This article will cover the details surrounding the NTSB’s final report into what happened over the skies of Denver, Colorado back in May 2021 between a privately owned Cirrus SR22 and Swearingen Metroliner or Key Lime Air.
NTSB’s Final Report
On May 12, 2021, a Cirrus SR22 registered as N416DJ and a Swearingen Metroliner operating for Key Lime Air registered as N280KL, were both approaching Denver Centennial Airport (APA) before colliding midair.
At approximately 10:23 am local time (MST), both aircraft was on approach to Centennial Airport (APA) utilizing parallel runways, with the Cirrus being given runway 17R and the Metroliner given 17L.
According to the NTSB, the Metroliner was on an extended final approach, whilst the Cirrus pilot was flying a right traffic pattern.

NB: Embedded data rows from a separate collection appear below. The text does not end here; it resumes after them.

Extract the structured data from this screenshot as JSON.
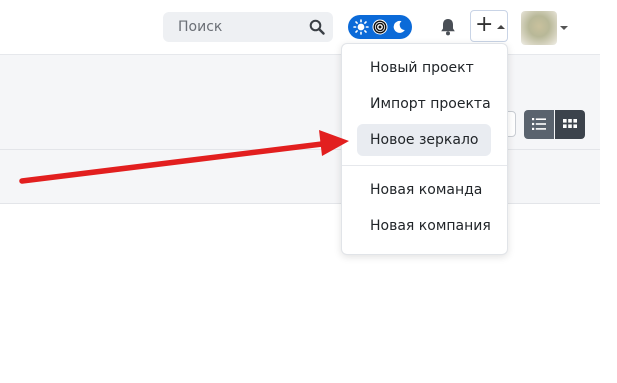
{
  "header": {
    "search": {
      "placeholder": "Поиск",
      "value": ""
    },
    "search_icon": "search-icon",
    "theme_toggle": {
      "icons": [
        "sun-icon",
        "auto-icon",
        "moon-icon"
      ],
      "color": "#0b6ad8"
    },
    "notifications_icon": "bell-icon",
    "create_button": {
      "label": "+",
      "icon": "caret-up-icon"
    },
    "avatar_caret_icon": "caret-down-icon"
  },
  "create_menu": {
    "items": [
      {
        "label": "Новый проект"
      },
      {
        "label": "Импорт проекта"
      },
      {
        "label": "Новое зеркало",
        "highlighted": true
      },
      {
        "label": "Новая команда"
      },
      {
        "label": "Новая компания"
      }
    ]
  },
  "toolbar": {
    "view_modes": [
      {
        "name": "list",
        "icon": "list-icon",
        "active": true
      },
      {
        "name": "grid",
        "icon": "grid-icon",
        "active": false
      }
    ]
  },
  "annotation": {
    "type": "arrow",
    "color": "#e21f1f"
  }
}
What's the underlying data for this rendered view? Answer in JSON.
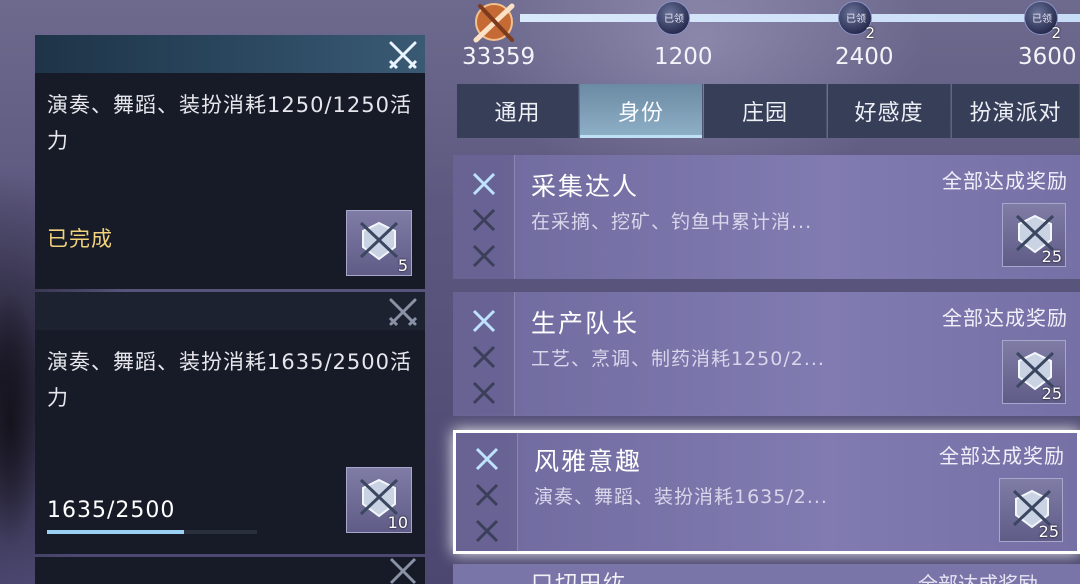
{
  "milestones": {
    "current_score": "33359",
    "track_fill": 1.0,
    "nodes": [
      {
        "threshold": "1200",
        "claimed_label": "已领",
        "count": ""
      },
      {
        "threshold": "2400",
        "claimed_label": "已领",
        "count": "2"
      },
      {
        "threshold": "3600",
        "claimed_label": "已领",
        "count": "2"
      }
    ]
  },
  "tabs": [
    {
      "label": "通用",
      "active": false
    },
    {
      "label": "身份",
      "active": true
    },
    {
      "label": "庄园",
      "active": false
    },
    {
      "label": "好感度",
      "active": false
    },
    {
      "label": "扮演派对",
      "active": false
    }
  ],
  "left_details": [
    {
      "description": "演奏、舞蹈、装扮消耗1250/1250活力",
      "status": "已完成",
      "reward_count": "5"
    },
    {
      "description": "演奏、舞蹈、装扮消耗1635/2500活力",
      "progress_text": "1635/2500",
      "progress_fraction": 0.654,
      "reward_count": "10"
    }
  ],
  "achievements": [
    {
      "title": "采集达人",
      "description": "在采摘、挖矿、钓鱼中累计消...",
      "reward_label": "全部达成奖励",
      "reward_count": "25"
    },
    {
      "title": "生产队长",
      "description": "工艺、烹调、制药消耗1250/2...",
      "reward_label": "全部达成奖励",
      "reward_count": "25"
    },
    {
      "title": "风雅意趣",
      "description": "演奏、舞蹈、装扮消耗1635/2...",
      "reward_label": "全部达成奖励",
      "reward_count": "25"
    }
  ],
  "partial_row": {
    "title": "口切田纮",
    "reward_label": "全部达成奖励"
  },
  "icons": {
    "tier": "crossed-swords-icon",
    "reward": "crossed-swords-shield-icon",
    "chest": "sword-medal-icon"
  },
  "colors": {
    "done_text": "#f2d27a",
    "progress_bar": "#9ad0f2",
    "active_tab": "#8fb1c8"
  }
}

The final report has highlighted that the Cirrus’ airspeed on the base leg of its traffic pattern was more than 50 knots above the manufacturers recommended speed, traveling at 148 knots, as opposed to the 90 to 95 knots stated in the POH/AFM (Pilot Operating Handbook / Aircraft Flight Manual).
During the base leg the flaps were not yet deployed by the Cirrus pilot, however, during the turn from base to final, the pilot lowered the flaps to approximately 50%. Just four seconds after this, the collision with the Metroliner occurred.
At the time of the impact, the Cirrus was approximately halfway through its turn to final traveling at 140 knots at an altitude of 6,619 feet MSL.
The NTSB has stated that the excessive speed of the Cirrus had resulted in an increased turn radius causing the pilot to overshoot the extended centreline for runway 17R and enter the extended centreline for 17L, where three miles from the airport, both aircraft collided.
The NTSB stated, “During the approach sequence the controller working the Swearingen did not issue a traffic advisory to the pilot regarding the location of the Cirrus and the potential conflict.”
However, the controller working on the Cirrus aircraft did issue a traffic advisory of the Metroliner on a parallel approach.
As you can see from the photos at the top of this thread, both aircraft received significant damage, however, it is great news that there were no fatalities. The Cirrus pilot had to deploy the aircraft’s safety emergency parachute system before coming to rest in a field, and the Metroliner had a safe landing at Centennial Airport (APA).